The beauty and cultural diversity
During my two decades of priestly life, the mission drew me away from my native land of Benin. In Cotonou, the economic capital and a metropolis in the south, where I grew up, I often spent my holidays. My knowledge of the country as a whole was very limited: the other cities and regions in the interior were almost unknown to me. Furthermore, I had not even been able to follow the life of my original Church.
Then, in February 2015, while I was a Councillor of my Institute in Rome, I was appointed Bishop of the diocese of Dassa-Zoumè, in the centre of the country. Then the pastoral visits to the cities and villages of the diocese made me gradually discover and appreciate the beauty and cultural diversity of my country. The many things learned and discovered during those visits enriched me beyond all my expectations. The rural beauty of the villages and countryside; being welcomed warmly, respectfully and helpfully by the people of the villages at every visit; liturgical services greatly enlivened by choirs singing to the rhythm of the drums and in multiple scales. Those festive celebrations encouraged me to respond to the joy of the people at seeing me among them. In the small collections of houses I discovered a Church in full expansion mode, lively and participating: a young Church with different cultural colours and ethnic groups that make one feel pastoral courage and the joy of serving it. I am profoundly amazed by the generous commitment of the faithful, so materially poor but rich in faith.
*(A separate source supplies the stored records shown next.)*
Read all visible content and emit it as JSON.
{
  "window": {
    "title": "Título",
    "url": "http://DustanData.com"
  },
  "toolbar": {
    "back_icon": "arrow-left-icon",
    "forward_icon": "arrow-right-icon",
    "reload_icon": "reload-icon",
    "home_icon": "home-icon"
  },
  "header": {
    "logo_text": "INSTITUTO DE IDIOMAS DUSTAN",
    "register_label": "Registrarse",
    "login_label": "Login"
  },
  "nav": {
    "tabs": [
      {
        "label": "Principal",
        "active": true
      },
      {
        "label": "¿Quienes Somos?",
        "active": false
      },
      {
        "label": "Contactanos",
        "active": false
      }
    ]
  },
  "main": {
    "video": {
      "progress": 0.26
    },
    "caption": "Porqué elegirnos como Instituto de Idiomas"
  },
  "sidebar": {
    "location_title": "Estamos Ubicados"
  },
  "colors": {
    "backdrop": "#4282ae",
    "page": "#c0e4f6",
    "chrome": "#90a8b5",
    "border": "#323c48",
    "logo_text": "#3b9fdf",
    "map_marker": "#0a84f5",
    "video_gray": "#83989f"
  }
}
My mission in Benin also opened my eyes to the misery of a country sick with galloping corruption. I also had the impression that the priests have lost something of their dignity, once nourished by a life of prayer and respect for the evangelical counsels. Obscurantism and fear seemed to dominate the consecrated souls. Despite this challenge and despite the proliferation of new sects, a phenomenon that is gaining in strength, the influence of the Catholic Church of Benin is undeniable.
The number of new adherents to the faith, the motivation of numerous prayer groups, the vitality of very active parish groups and the growing awareness of pastoral agents are all, for me, so many more reasons to have hope. I see this as the way one can learn to know and discover one’s own country and people and how to be a happy missionary at home. The mission can lead to acceptance or rejection. It all depends on the approach of the missionary and the expectations of those to whom we go. Knowing how to listen before speaking is a source of riches. It is in silence and attentive listening that God reaches us and walks with us. As a place where cultural values are gained, as the crucible of a deeper understanding of the Gospel, the mission is a school of knowledge of humanity that only faith in Jesus makes us truly receive and understand. The mission enriches us. The service of God fulfills us. This is my hope.